### Problem description
Print the whole listing, unchanged.
=== Section Start ===
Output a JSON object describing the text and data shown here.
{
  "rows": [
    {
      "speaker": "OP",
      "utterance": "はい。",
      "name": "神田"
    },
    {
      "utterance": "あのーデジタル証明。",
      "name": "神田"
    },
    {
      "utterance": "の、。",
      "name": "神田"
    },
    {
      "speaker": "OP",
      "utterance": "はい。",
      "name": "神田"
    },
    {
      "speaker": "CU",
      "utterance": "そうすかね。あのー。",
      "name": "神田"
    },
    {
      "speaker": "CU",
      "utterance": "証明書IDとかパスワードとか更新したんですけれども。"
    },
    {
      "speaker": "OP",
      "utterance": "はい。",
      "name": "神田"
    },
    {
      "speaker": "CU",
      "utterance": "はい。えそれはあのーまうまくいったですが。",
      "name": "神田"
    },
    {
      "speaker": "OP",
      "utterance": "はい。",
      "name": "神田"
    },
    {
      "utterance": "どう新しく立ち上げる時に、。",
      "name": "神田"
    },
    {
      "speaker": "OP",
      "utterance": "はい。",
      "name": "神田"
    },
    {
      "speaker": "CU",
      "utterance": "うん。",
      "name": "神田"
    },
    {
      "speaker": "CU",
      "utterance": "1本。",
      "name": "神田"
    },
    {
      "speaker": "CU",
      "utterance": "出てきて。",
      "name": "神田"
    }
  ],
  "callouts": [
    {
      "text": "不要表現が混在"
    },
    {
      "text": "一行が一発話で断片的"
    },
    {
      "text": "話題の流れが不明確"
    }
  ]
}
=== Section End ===
### Answer to the problem
Output a JSON object describing the text and data shown here.
{
  "rows": [
    {
      "speaker": "OP",
      "utterance": "はい。",
      "name": "神田"
    },
    {
      "utterance": "あのーデジタル証明。",
      "name": "神田"
    },
    {
      "utterance": "の、。",
      "name": "神田"
    },
    {
      "speaker": "OP",
      "utterance": "はい。",
      "name": "神田"
    },
    {
      "speaker": "CU",
      "utterance": "そうすかね。あのー。",
      "name": "神田"
    },
    {
      "speaker": "CU",
      "utterance": "証明書IDとかパスワードとか更新したんですけれども。"
    },
    {
      "speaker": "OP",
      "utterance": "はい。",
      "name": "神田"
    },
    {
      "speaker": "CU",
      "utterance": "はい。えそれはあのーまうまくいったですが。",
      "name": "神田"
    },
    {
      "speaker": "OP",
      "utterance": "はい。",
      "name": "神田"
    },
    {
      "utterance": "どう新しく立ち上げる時に、。",
      "name": "神田"
    },
    {
      "speaker": "OP",
      "utterance": "はい。",
      "name": "神田"
    },
    {
      "speaker": "CU",
      "utterance": "うん。",
      "name": "神田"
    },
    {
      "speaker": "CU",
      "utterance": "1本。",
      "name": "神田"
    },
    {
      "speaker": "CU",
      "utterance": "出てきて。",
      "name": "神田"
    }
  ],
  "callouts": [
    {
      "text": "不要表現が混在"
    },
    {
      "text": "一行が一発話で断片的"
    },
    {
      "text": "話題の流れが不明確"
    }
  ]
}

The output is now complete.